Data about app and page elements
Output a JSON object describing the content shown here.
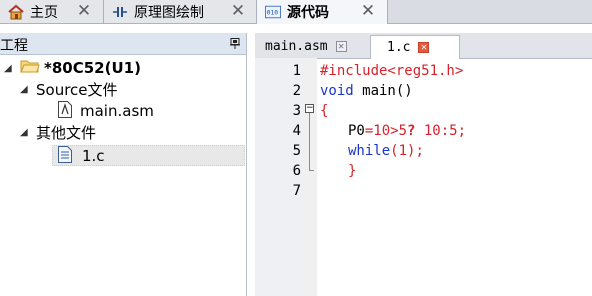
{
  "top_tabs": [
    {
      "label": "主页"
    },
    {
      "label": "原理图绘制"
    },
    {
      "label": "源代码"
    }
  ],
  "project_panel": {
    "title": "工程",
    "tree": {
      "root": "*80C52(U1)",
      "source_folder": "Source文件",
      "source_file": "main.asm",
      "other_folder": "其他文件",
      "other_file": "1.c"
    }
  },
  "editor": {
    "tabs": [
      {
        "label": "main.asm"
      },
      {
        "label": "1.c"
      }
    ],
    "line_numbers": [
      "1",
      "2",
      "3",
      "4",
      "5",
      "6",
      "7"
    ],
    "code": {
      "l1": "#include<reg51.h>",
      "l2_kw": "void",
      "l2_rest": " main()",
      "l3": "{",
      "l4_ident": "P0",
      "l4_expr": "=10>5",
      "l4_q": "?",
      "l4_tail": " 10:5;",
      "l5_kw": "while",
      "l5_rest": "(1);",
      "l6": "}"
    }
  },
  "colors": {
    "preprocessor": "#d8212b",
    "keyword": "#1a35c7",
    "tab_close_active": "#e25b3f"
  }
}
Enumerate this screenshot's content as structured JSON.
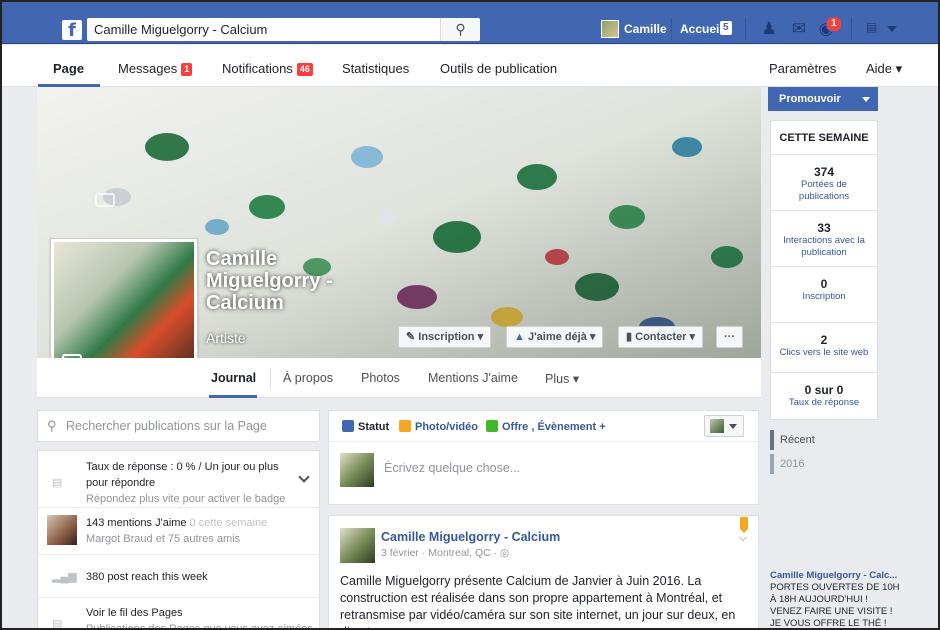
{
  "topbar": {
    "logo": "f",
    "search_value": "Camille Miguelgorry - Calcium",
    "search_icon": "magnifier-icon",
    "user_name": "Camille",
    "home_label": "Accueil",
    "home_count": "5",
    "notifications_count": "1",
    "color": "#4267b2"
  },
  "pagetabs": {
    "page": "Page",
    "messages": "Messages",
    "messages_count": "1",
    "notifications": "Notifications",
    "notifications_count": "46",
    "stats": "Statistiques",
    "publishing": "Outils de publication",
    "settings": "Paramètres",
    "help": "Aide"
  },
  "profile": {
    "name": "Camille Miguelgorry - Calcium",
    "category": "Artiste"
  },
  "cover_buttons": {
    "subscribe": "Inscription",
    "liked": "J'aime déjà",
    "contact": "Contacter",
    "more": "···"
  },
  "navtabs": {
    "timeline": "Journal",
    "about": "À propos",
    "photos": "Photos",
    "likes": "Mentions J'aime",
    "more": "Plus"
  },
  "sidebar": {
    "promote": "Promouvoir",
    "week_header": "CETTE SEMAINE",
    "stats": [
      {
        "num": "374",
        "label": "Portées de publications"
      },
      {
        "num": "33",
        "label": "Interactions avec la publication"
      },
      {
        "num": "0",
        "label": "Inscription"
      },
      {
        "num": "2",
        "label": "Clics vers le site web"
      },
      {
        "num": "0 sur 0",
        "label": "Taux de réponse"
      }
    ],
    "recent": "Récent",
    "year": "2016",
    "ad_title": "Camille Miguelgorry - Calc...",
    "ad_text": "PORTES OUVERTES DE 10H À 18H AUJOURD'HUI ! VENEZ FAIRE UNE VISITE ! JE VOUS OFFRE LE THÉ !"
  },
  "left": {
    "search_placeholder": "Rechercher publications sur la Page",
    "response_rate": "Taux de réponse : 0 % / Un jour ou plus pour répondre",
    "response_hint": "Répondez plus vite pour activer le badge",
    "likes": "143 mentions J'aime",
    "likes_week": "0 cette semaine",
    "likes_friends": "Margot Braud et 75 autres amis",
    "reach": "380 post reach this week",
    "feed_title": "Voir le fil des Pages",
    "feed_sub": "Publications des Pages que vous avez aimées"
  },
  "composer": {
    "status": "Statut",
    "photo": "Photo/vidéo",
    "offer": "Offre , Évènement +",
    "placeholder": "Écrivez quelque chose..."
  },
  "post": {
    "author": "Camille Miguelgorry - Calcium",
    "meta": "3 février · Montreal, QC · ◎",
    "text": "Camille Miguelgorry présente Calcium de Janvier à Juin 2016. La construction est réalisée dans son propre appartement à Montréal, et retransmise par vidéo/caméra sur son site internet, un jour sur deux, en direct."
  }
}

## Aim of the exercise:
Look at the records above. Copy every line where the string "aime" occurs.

## Response box:
    "liked": "J'aime déjà",
    "likes": "Mentions J'aime",
    "likes": "143 mentions J'aime",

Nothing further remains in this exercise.